Element data from apps and pages
□ □ □
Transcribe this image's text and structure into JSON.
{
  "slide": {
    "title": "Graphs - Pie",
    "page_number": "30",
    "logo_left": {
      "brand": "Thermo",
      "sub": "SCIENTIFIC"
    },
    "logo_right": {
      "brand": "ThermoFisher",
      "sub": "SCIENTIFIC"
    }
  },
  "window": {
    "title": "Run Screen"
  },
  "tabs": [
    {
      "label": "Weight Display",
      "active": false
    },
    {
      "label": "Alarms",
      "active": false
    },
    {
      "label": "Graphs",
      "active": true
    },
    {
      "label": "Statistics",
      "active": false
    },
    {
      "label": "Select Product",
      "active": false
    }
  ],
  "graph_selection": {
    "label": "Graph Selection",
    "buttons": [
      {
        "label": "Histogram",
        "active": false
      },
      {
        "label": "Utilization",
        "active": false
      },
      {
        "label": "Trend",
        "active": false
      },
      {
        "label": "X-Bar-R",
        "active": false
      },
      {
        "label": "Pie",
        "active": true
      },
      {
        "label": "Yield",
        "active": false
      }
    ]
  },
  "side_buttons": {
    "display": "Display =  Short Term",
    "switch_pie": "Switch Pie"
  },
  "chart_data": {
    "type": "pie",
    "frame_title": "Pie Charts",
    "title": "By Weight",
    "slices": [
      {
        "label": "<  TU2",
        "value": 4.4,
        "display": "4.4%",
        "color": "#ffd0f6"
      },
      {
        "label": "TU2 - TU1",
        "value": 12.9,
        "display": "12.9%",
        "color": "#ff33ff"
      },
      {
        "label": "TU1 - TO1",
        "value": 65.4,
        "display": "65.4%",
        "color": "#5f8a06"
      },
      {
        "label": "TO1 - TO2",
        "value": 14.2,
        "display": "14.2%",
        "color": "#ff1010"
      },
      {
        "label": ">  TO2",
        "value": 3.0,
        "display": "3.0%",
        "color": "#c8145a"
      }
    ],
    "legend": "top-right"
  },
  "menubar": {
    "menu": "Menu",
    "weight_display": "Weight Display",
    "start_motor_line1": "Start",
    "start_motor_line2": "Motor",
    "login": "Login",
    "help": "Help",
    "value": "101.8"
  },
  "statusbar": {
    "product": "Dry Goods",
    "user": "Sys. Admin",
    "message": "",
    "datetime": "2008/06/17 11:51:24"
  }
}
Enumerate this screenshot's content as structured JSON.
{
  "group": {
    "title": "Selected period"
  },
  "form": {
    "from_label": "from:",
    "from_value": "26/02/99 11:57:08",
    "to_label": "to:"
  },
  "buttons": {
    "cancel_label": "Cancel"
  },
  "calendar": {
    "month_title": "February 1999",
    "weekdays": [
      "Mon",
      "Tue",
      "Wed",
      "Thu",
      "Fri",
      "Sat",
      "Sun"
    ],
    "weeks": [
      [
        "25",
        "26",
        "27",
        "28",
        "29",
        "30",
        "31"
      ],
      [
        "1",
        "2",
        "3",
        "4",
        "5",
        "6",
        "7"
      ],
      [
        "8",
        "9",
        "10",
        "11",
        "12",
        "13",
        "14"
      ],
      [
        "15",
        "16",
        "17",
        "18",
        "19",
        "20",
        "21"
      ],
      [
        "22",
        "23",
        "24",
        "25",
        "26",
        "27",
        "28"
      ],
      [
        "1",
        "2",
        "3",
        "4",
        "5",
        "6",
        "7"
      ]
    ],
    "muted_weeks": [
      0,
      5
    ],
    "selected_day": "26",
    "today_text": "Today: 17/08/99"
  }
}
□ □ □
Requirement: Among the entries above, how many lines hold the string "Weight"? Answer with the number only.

Task result: 3